**Exercise**
The lines to copy from the data below are those that hold the string "skin".

[Data records for software interfaces]
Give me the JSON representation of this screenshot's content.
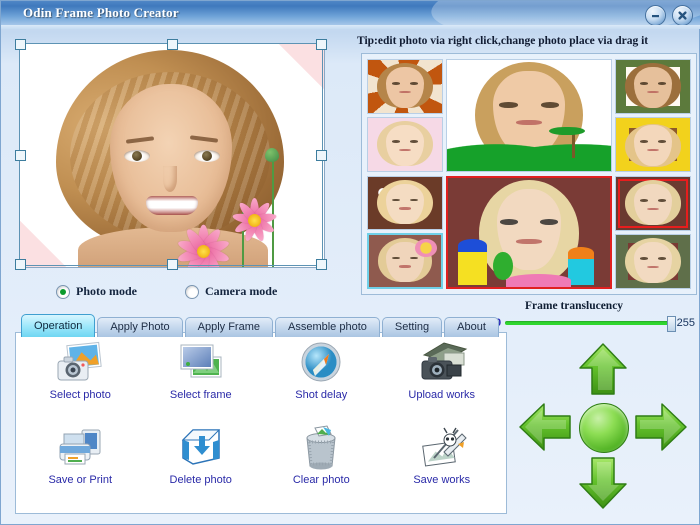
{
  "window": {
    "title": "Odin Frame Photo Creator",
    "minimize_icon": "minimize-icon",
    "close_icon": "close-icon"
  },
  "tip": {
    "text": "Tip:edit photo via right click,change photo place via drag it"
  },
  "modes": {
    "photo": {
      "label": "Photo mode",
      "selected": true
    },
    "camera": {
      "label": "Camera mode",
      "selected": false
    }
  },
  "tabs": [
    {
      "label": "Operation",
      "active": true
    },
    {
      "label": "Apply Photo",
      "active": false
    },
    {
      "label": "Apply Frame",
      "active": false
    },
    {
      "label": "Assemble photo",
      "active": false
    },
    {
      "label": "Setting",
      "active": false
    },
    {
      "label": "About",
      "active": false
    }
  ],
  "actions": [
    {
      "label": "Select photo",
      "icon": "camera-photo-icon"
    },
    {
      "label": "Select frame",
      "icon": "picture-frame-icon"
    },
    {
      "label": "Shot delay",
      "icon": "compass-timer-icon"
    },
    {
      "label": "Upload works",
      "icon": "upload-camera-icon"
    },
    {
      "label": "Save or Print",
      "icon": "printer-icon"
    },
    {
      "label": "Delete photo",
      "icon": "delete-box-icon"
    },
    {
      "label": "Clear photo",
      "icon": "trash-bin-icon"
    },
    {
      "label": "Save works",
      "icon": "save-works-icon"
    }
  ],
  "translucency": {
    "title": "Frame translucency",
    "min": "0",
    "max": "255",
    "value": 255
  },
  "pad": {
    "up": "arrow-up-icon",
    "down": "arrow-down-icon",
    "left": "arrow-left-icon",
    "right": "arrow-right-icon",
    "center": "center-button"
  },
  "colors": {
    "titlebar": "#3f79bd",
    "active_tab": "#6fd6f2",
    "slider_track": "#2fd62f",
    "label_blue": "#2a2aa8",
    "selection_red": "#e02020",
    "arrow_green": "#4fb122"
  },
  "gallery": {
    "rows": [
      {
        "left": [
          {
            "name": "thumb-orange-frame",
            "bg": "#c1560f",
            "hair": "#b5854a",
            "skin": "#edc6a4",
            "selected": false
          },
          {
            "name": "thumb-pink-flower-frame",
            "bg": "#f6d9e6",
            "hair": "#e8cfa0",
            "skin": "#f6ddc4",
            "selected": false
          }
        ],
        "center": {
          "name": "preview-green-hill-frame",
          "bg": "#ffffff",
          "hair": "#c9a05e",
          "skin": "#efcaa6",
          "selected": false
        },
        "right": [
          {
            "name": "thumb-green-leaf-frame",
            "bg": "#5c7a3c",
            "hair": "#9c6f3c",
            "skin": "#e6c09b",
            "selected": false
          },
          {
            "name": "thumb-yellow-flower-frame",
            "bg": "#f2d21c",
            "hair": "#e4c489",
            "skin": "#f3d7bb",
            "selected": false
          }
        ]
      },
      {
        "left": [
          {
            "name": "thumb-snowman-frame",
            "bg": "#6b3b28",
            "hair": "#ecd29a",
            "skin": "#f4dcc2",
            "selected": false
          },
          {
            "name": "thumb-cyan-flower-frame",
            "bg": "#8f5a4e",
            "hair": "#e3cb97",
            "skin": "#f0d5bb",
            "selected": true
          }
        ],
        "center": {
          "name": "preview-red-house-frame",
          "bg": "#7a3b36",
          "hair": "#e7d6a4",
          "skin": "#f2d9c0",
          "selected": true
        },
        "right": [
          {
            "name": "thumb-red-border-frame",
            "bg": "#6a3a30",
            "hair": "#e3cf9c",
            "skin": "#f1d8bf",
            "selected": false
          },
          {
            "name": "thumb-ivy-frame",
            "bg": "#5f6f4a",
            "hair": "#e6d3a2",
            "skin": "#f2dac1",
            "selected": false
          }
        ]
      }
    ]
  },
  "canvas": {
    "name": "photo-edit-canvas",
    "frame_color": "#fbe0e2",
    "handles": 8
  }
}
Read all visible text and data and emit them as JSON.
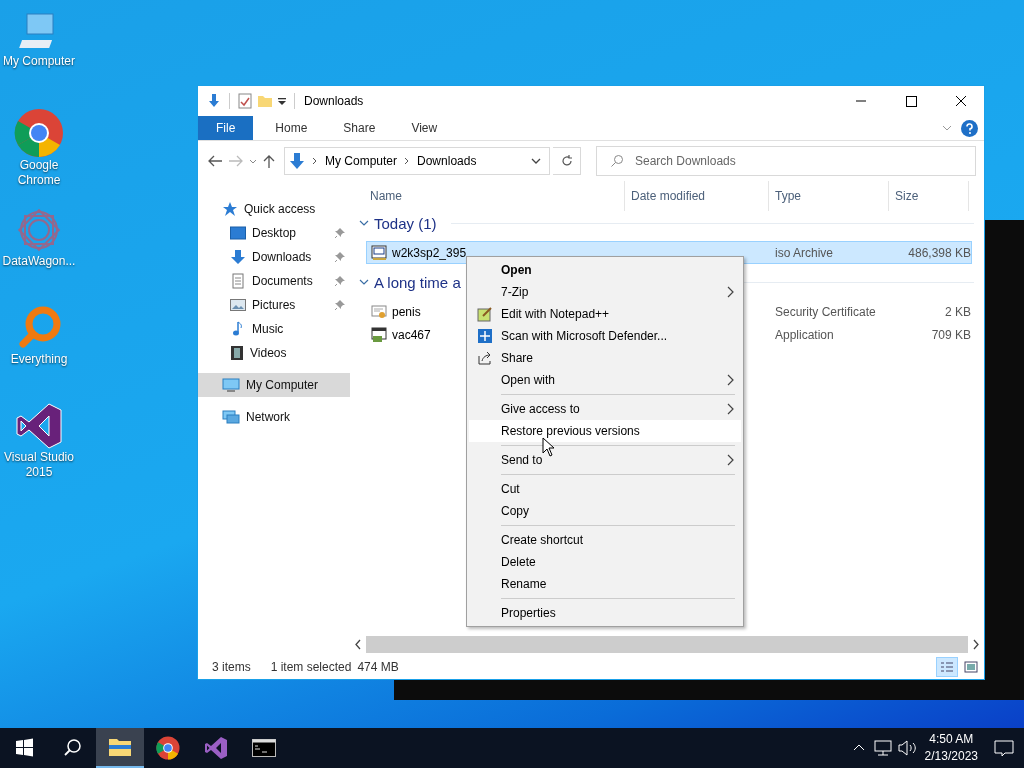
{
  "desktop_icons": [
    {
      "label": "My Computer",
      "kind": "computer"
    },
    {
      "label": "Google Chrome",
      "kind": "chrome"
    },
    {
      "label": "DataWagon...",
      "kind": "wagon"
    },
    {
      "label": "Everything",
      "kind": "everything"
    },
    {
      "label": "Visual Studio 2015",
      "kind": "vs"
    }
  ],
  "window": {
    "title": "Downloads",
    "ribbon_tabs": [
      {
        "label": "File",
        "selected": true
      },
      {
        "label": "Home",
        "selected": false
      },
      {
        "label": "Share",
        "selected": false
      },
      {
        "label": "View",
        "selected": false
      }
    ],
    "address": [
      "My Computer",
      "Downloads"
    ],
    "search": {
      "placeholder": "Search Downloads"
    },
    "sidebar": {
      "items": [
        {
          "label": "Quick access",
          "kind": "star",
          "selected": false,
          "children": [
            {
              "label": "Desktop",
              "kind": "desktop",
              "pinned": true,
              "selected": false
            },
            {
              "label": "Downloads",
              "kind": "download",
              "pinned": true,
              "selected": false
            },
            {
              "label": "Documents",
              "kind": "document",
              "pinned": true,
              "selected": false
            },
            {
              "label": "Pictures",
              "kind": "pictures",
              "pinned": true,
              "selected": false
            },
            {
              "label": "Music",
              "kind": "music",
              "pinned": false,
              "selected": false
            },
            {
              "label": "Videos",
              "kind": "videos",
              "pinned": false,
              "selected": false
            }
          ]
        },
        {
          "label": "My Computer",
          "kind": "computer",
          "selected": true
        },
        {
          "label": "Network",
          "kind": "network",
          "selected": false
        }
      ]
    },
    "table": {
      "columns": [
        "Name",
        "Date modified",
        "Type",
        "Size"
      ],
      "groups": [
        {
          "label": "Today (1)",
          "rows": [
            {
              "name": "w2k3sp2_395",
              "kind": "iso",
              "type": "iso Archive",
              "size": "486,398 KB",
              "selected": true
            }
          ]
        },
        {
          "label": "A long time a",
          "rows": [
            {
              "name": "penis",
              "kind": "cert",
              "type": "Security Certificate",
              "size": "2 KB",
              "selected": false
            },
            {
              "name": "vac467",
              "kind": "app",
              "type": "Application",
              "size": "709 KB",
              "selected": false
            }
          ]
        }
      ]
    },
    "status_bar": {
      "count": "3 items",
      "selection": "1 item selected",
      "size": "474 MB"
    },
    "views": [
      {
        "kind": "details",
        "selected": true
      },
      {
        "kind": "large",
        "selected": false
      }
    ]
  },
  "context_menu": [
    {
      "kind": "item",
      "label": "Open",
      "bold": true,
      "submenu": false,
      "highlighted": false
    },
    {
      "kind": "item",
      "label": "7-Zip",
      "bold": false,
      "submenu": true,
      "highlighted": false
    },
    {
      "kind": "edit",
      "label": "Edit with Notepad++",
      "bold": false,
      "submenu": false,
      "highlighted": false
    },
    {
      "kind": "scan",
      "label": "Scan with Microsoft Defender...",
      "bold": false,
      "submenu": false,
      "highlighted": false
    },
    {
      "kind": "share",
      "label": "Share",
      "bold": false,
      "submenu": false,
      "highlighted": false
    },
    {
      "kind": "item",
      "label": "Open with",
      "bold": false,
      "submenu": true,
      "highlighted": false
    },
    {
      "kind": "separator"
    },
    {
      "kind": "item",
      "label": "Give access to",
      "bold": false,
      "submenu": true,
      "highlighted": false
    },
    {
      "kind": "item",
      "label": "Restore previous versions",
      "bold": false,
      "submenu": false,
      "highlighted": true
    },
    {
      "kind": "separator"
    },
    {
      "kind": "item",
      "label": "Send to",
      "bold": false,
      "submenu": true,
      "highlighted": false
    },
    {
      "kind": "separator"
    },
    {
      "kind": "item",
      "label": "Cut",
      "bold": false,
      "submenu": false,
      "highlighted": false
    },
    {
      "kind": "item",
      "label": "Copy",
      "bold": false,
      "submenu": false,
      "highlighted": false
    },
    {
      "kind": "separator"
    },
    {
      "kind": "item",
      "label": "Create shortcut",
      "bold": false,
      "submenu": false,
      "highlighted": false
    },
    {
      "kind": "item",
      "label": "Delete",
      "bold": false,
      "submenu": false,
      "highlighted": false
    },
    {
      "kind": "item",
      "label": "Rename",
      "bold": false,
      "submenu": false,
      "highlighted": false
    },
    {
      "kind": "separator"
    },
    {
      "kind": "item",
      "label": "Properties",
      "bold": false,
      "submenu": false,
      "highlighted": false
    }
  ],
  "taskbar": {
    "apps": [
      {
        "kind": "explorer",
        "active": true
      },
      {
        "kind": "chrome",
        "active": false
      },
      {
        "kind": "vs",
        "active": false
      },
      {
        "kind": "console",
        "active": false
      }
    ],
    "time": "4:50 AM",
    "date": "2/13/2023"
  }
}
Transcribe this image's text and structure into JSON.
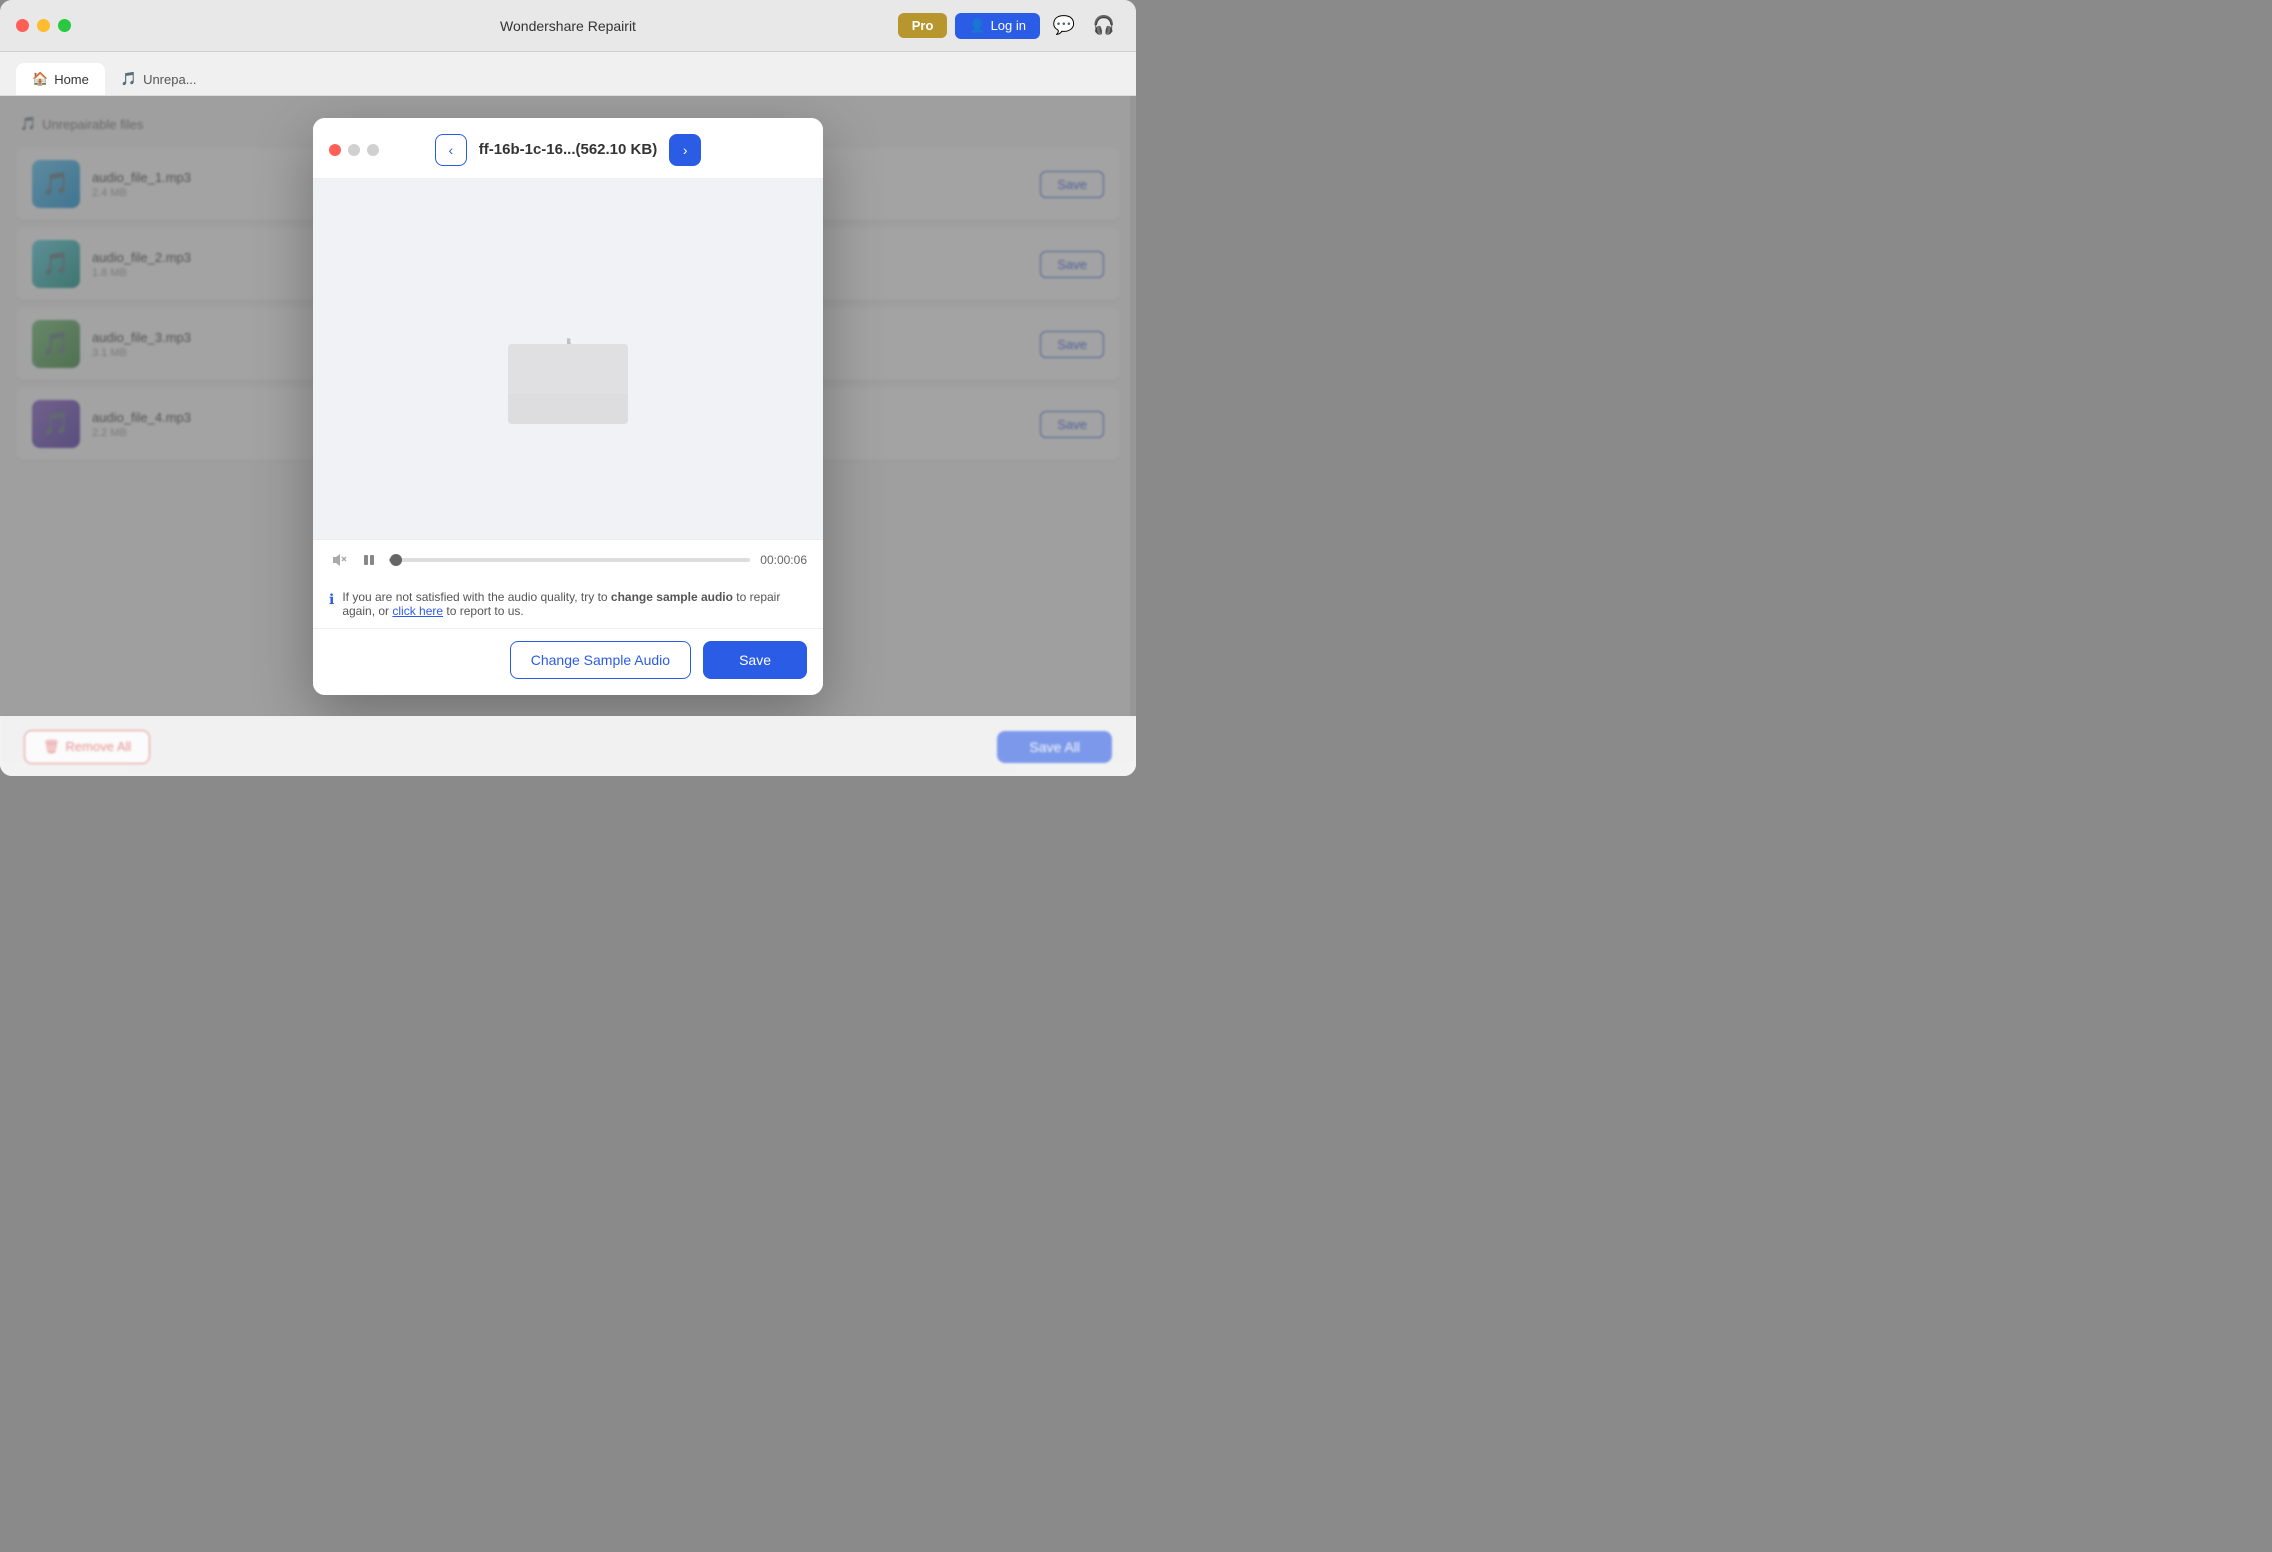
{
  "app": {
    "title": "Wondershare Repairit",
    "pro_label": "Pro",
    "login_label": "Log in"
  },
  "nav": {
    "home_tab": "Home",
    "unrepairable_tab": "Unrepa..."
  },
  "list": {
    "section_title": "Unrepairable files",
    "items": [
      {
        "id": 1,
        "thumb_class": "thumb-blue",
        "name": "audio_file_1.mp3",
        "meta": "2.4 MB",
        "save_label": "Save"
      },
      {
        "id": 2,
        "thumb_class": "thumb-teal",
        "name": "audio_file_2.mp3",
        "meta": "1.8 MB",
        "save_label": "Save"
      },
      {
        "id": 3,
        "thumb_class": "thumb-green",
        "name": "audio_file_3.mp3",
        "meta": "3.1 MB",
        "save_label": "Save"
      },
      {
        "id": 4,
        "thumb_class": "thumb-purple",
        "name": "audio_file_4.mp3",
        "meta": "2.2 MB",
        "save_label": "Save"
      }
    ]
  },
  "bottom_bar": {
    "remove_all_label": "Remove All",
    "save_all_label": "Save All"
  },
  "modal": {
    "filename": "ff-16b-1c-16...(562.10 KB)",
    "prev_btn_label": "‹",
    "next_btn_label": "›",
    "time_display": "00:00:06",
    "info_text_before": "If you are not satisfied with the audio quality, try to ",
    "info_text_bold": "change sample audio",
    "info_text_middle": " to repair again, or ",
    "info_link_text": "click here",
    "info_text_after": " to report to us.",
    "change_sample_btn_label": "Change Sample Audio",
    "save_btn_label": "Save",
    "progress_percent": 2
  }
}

**Exercise solution**
            "skin": "#edc6a4",
            "skin": "#f6ddc4",
          "skin": "#efcaa6",
            "skin": "#e6c09b",
            "skin": "#f3d7bb",
            "skin": "#f4dcc2",
            "skin": "#f0d5bb",
          "skin": "#f2d9c0",
            "skin": "#f1d8bf",
            "skin": "#f2dac1",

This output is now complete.